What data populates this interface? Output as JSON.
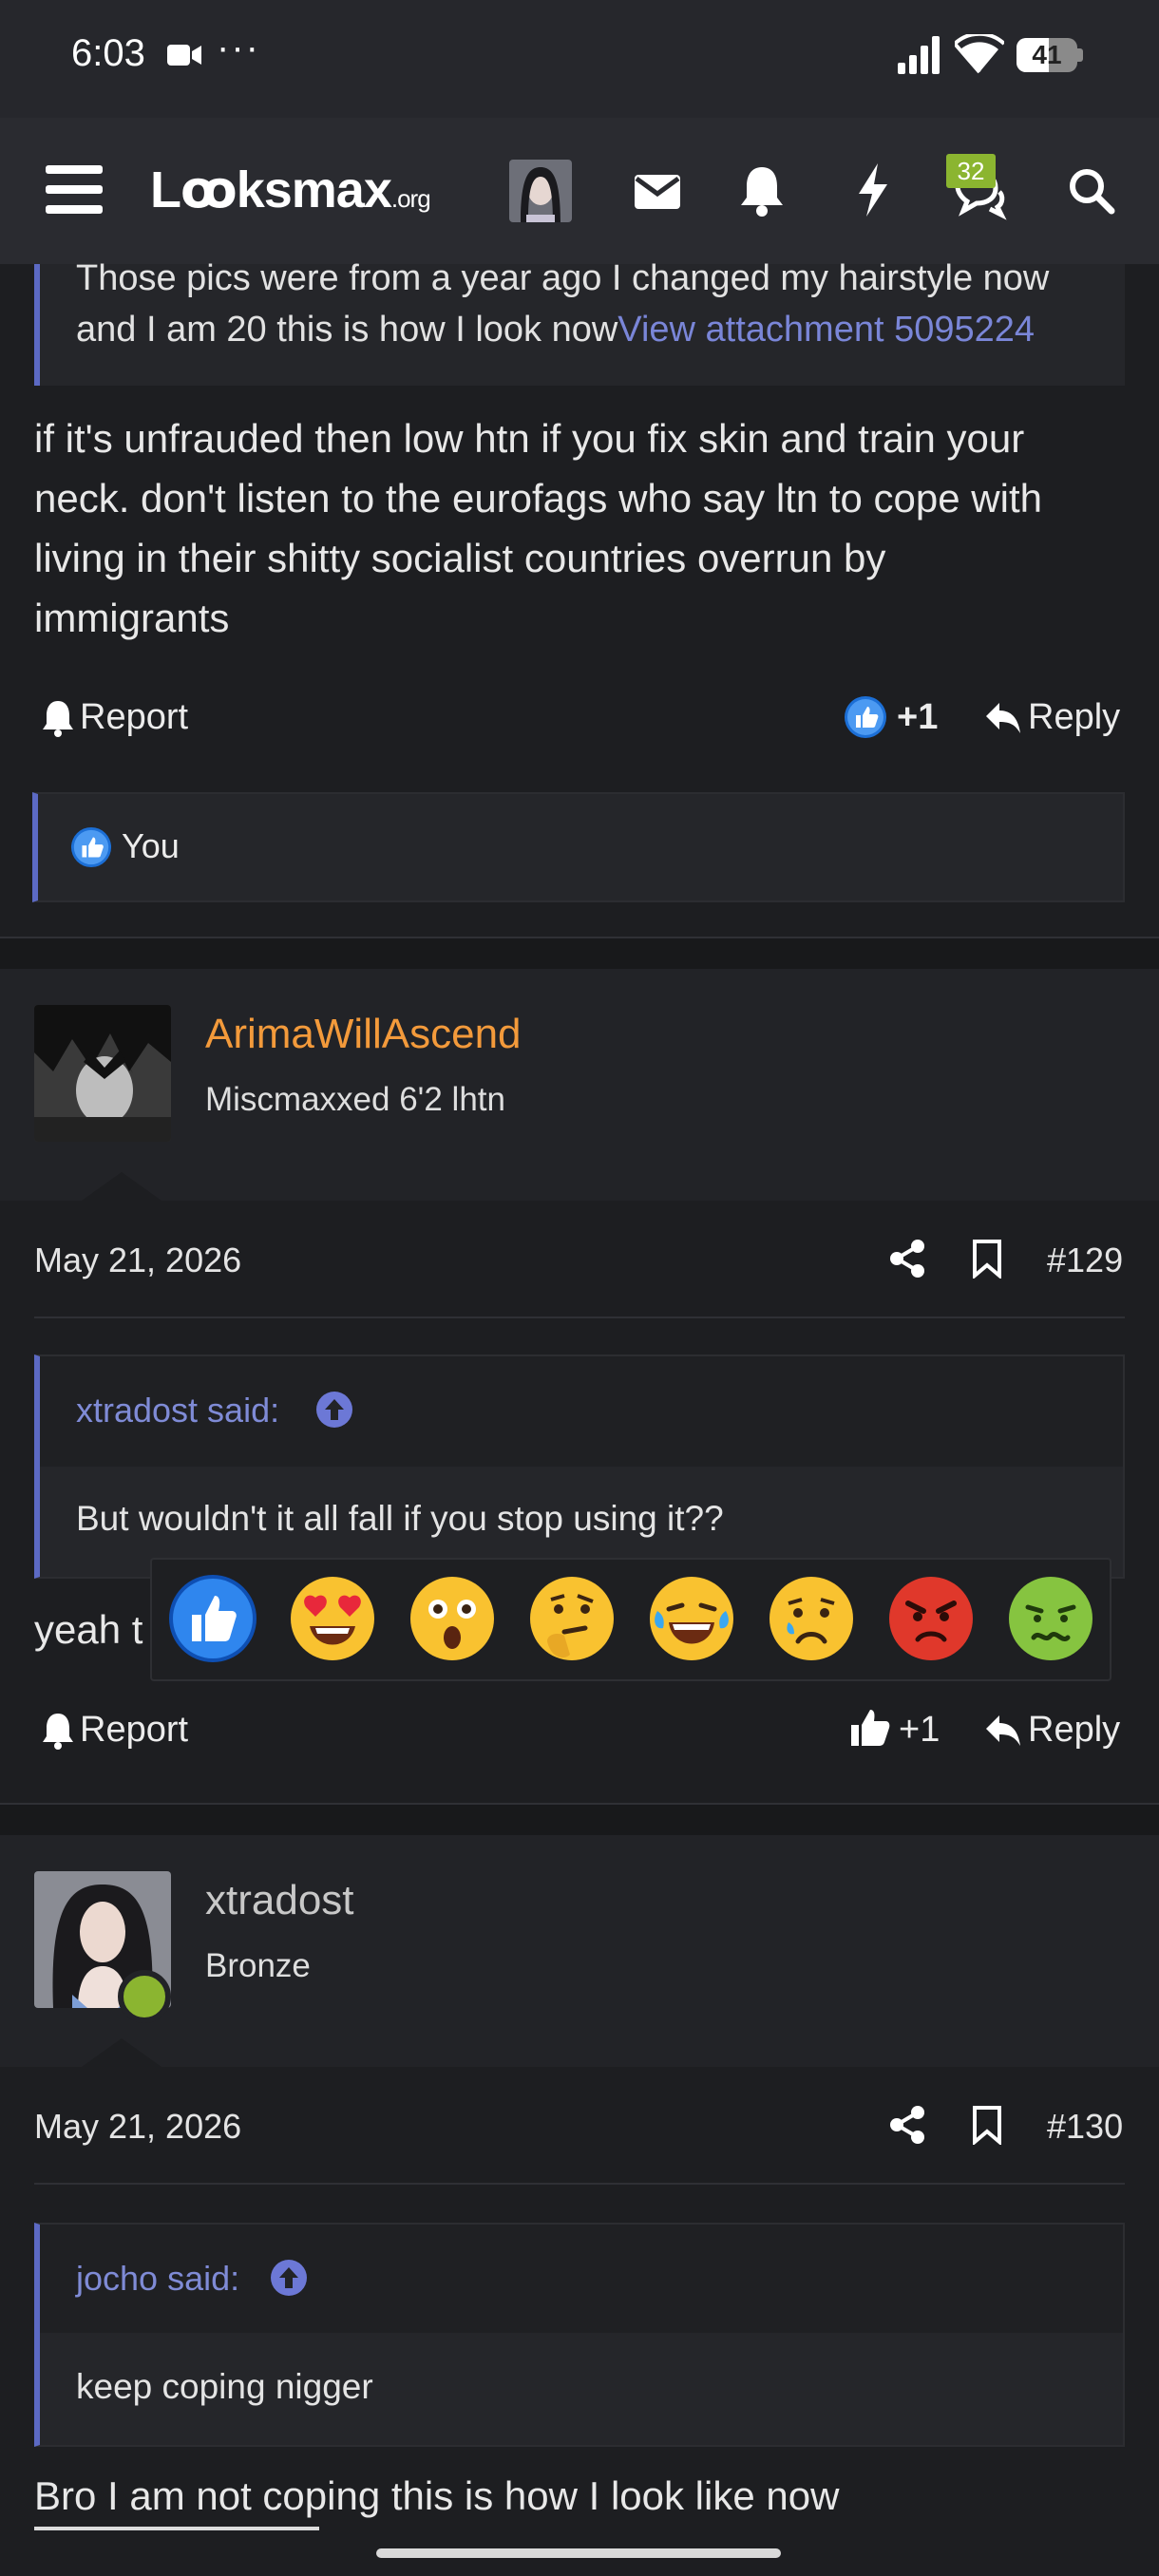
{
  "status_bar": {
    "time": "6:03",
    "dots": "···",
    "battery": "41",
    "camera_icon": "video-camera-icon",
    "signal_icon": "signal-bars-icon",
    "wifi_icon": "wifi-icon"
  },
  "navbar": {
    "logo_main": "Lꝏksmax",
    "logo_suffix": ".org",
    "chat_badge": "32",
    "icons": [
      "menu-icon",
      "avatar",
      "envelope-icon",
      "bell-icon",
      "bolt-icon",
      "chat-icon",
      "search-icon"
    ]
  },
  "post128": {
    "quote_line1": "Those pics were from a year ago I changed my hairstyle now",
    "quote_line2": "and I am 20 this is how I look now",
    "quote_link": "View attachment 5095224",
    "body_lines": [
      "if it's unfrauded then low htn if you fix skin and train your",
      "neck. don't listen to the eurofags who say ltn to cope with",
      "living in their shitty socialist countries overrun by",
      "immigrants"
    ],
    "report": "Report",
    "reaction_count": "+1",
    "reply": "Reply",
    "reactions_by": "You"
  },
  "post129": {
    "username": "ArimaWillAscend",
    "user_title": "Miscmaxxed 6'2 lhtn",
    "date": "May 21, 2026",
    "number": "#129",
    "quote_attribution": "xtradost said:",
    "quote_text": "But wouldn't it all fall if you stop using it??",
    "body_partial": "yeah t",
    "report": "Report",
    "reaction_count": "+1",
    "reply": "Reply"
  },
  "reaction_picker": {
    "emojis": [
      "like",
      "love",
      "wow",
      "thinking",
      "haha",
      "sad",
      "angry",
      "sick"
    ]
  },
  "post130": {
    "username": "xtradost",
    "user_title": "Bronze",
    "date": "May 21, 2026",
    "number": "#130",
    "quote_attribution": "jocho said:",
    "quote_text": "keep coping nigger",
    "body_line": "Bro I am not coping this is how I look like now"
  },
  "colors": {
    "accent": "#5c6ac4",
    "link": "#7a86d8",
    "username_orange": "#f39a3b",
    "online": "#8bb530"
  }
}
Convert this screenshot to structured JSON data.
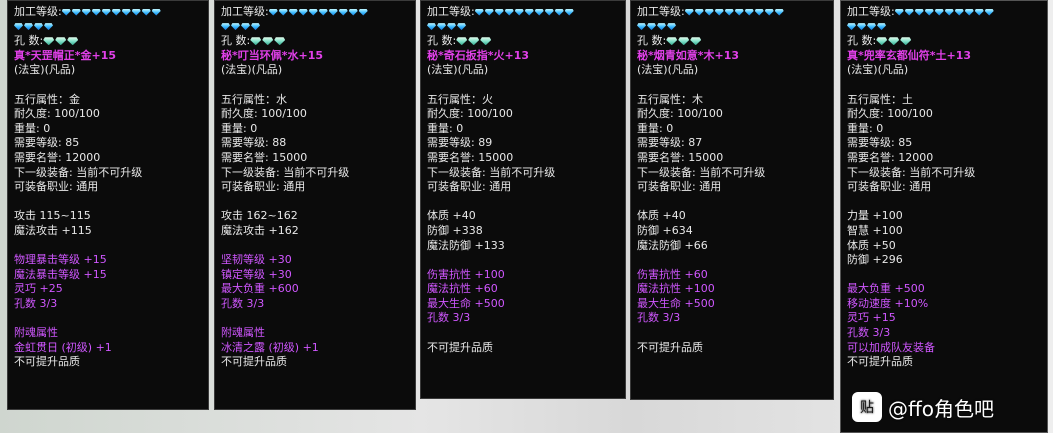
{
  "panels": [
    {
      "gem_count_row1": 10,
      "gem_count_row2": 4,
      "hole_gems": 3,
      "lines": [
        {
          "t": "加工等级:",
          "gems": "top"
        },
        {
          "t": "",
          "gems": "top2"
        },
        {
          "t": "孔    数:",
          "gems": "hole"
        },
        {
          "t": "真*天罡帽正*金+15",
          "c": "name"
        },
        {
          "t": "(法宝)(凡品)"
        },
        {
          "t": ""
        },
        {
          "t": "五行属性：金"
        },
        {
          "t": "耐久度: 100/100"
        },
        {
          "t": "重量: 0"
        },
        {
          "t": "需要等级: 85"
        },
        {
          "t": "需要名誉: 12000"
        },
        {
          "t": "下一级装备: 当前不可升级"
        },
        {
          "t": "可装备职业: 通用"
        },
        {
          "t": ""
        },
        {
          "t": "攻击 115~115"
        },
        {
          "t": "魔法攻击 +115"
        },
        {
          "t": ""
        },
        {
          "t": "物理暴击等级 +15",
          "c": "purple"
        },
        {
          "t": "魔法暴击等级 +15",
          "c": "purple"
        },
        {
          "t": "灵巧        +25",
          "c": "purple"
        },
        {
          "t": "孔数 3/3",
          "c": "purple"
        },
        {
          "t": ""
        },
        {
          "t": "附魂属性",
          "c": "purple"
        },
        {
          "t": "  金虹贯日 (初级) +1",
          "c": "purple"
        },
        {
          "t": "不可提升品质"
        }
      ]
    },
    {
      "gem_count_row1": 10,
      "gem_count_row2": 4,
      "hole_gems": 3,
      "lines": [
        {
          "t": "加工等级:",
          "gems": "top"
        },
        {
          "t": "",
          "gems": "top2"
        },
        {
          "t": "孔    数:",
          "gems": "hole"
        },
        {
          "t": "秘*叮当环佩*水+15",
          "c": "name"
        },
        {
          "t": "(法宝)(凡品)"
        },
        {
          "t": ""
        },
        {
          "t": "五行属性：水"
        },
        {
          "t": "耐久度: 100/100"
        },
        {
          "t": "重量: 0"
        },
        {
          "t": "需要等级: 88"
        },
        {
          "t": "需要名誉: 15000"
        },
        {
          "t": "下一级装备: 当前不可升级"
        },
        {
          "t": "可装备职业: 通用"
        },
        {
          "t": ""
        },
        {
          "t": "攻击 162~162"
        },
        {
          "t": "魔法攻击 +162"
        },
        {
          "t": ""
        },
        {
          "t": "坚韧等级 +30",
          "c": "purple"
        },
        {
          "t": "镇定等级 +30",
          "c": "purple"
        },
        {
          "t": "最大负重 +600",
          "c": "purple"
        },
        {
          "t": "孔数 3/3",
          "c": "purple"
        },
        {
          "t": ""
        },
        {
          "t": "附魂属性",
          "c": "purple"
        },
        {
          "t": "  冰清之露 (初级) +1",
          "c": "purple"
        },
        {
          "t": "不可提升品质"
        }
      ]
    },
    {
      "gem_count_row1": 10,
      "gem_count_row2": 4,
      "hole_gems": 3,
      "lines": [
        {
          "t": "加工等级:",
          "gems": "top"
        },
        {
          "t": "",
          "gems": "top2"
        },
        {
          "t": "孔    数:",
          "gems": "hole"
        },
        {
          "t": "秘*奇石扳指*火+13",
          "c": "name"
        },
        {
          "t": "(法宝)(凡品)"
        },
        {
          "t": ""
        },
        {
          "t": "五行属性：火"
        },
        {
          "t": "耐久度: 100/100"
        },
        {
          "t": "重量: 0"
        },
        {
          "t": "需要等级: 89"
        },
        {
          "t": "需要名誉: 15000"
        },
        {
          "t": "下一级装备: 当前不可升级"
        },
        {
          "t": "可装备职业: 通用"
        },
        {
          "t": ""
        },
        {
          "t": "体质 +40"
        },
        {
          "t": "防御 +338"
        },
        {
          "t": "魔法防御 +133"
        },
        {
          "t": ""
        },
        {
          "t": "伤害抗性 +100",
          "c": "purple"
        },
        {
          "t": "魔法抗性 +60",
          "c": "purple"
        },
        {
          "t": "最大生命 +500",
          "c": "purple"
        },
        {
          "t": "孔数 3/3",
          "c": "purple"
        },
        {
          "t": ""
        },
        {
          "t": "不可提升品质"
        }
      ]
    },
    {
      "gem_count_row1": 10,
      "gem_count_row2": 4,
      "hole_gems": 3,
      "lines": [
        {
          "t": "加工等级:",
          "gems": "top"
        },
        {
          "t": "",
          "gems": "top2"
        },
        {
          "t": "孔    数:",
          "gems": "hole"
        },
        {
          "t": "秘*烟青如意*木+13",
          "c": "name"
        },
        {
          "t": "(法宝)(凡品)"
        },
        {
          "t": ""
        },
        {
          "t": "五行属性：木"
        },
        {
          "t": "耐久度: 100/100"
        },
        {
          "t": "重量: 0"
        },
        {
          "t": "需要等级: 87"
        },
        {
          "t": "需要名誉: 15000"
        },
        {
          "t": "下一级装备: 当前不可升级"
        },
        {
          "t": "可装备职业: 通用"
        },
        {
          "t": ""
        },
        {
          "t": "体质 +40"
        },
        {
          "t": "防御 +634"
        },
        {
          "t": "魔法防御 +66"
        },
        {
          "t": ""
        },
        {
          "t": "伤害抗性 +60",
          "c": "purple"
        },
        {
          "t": "魔法抗性 +100",
          "c": "purple"
        },
        {
          "t": "最大生命 +500",
          "c": "purple"
        },
        {
          "t": "孔数 3/3",
          "c": "purple"
        },
        {
          "t": ""
        },
        {
          "t": "不可提升品质"
        }
      ]
    },
    {
      "gem_count_row1": 10,
      "gem_count_row2": 4,
      "hole_gems": 3,
      "lines": [
        {
          "t": "加工等级:",
          "gems": "top"
        },
        {
          "t": "",
          "gems": "top2"
        },
        {
          "t": "孔    数:",
          "gems": "hole"
        },
        {
          "t": "真*兜率玄都仙符*土+13",
          "c": "name"
        },
        {
          "t": "(法宝)(凡品)"
        },
        {
          "t": ""
        },
        {
          "t": "五行属性：土"
        },
        {
          "t": "耐久度: 100/100"
        },
        {
          "t": "重量: 0"
        },
        {
          "t": "需要等级: 85"
        },
        {
          "t": "需要名誉: 12000"
        },
        {
          "t": "下一级装备: 当前不可升级"
        },
        {
          "t": "可装备职业: 通用"
        },
        {
          "t": ""
        },
        {
          "t": "力量 +100"
        },
        {
          "t": "智慧 +100"
        },
        {
          "t": "体质 +50"
        },
        {
          "t": "防御 +296"
        },
        {
          "t": ""
        },
        {
          "t": "最大负重 +500",
          "c": "purple"
        },
        {
          "t": "移动速度 +10%",
          "c": "purple"
        },
        {
          "t": "灵巧        +15",
          "c": "purple"
        },
        {
          "t": "孔数 3/3",
          "c": "purple"
        },
        {
          "t": "可以加成队友装备",
          "c": "purple"
        },
        {
          "t": "不可提升品质"
        }
      ]
    }
  ],
  "watermark": {
    "icon": "贴",
    "text": "@ffo角色吧"
  }
}
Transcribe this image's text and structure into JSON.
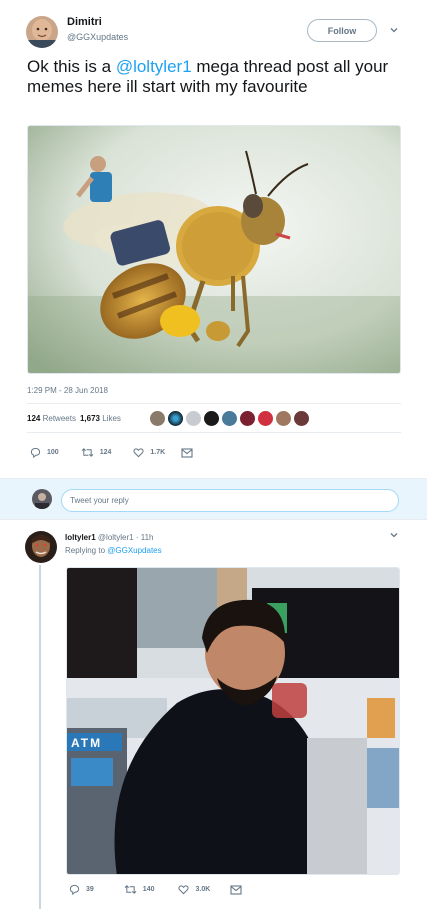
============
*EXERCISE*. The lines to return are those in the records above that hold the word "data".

*YOUR RESPONSE*.
What data populates this interface? Output as JSON.
Convert this screenshot to structured JSON data.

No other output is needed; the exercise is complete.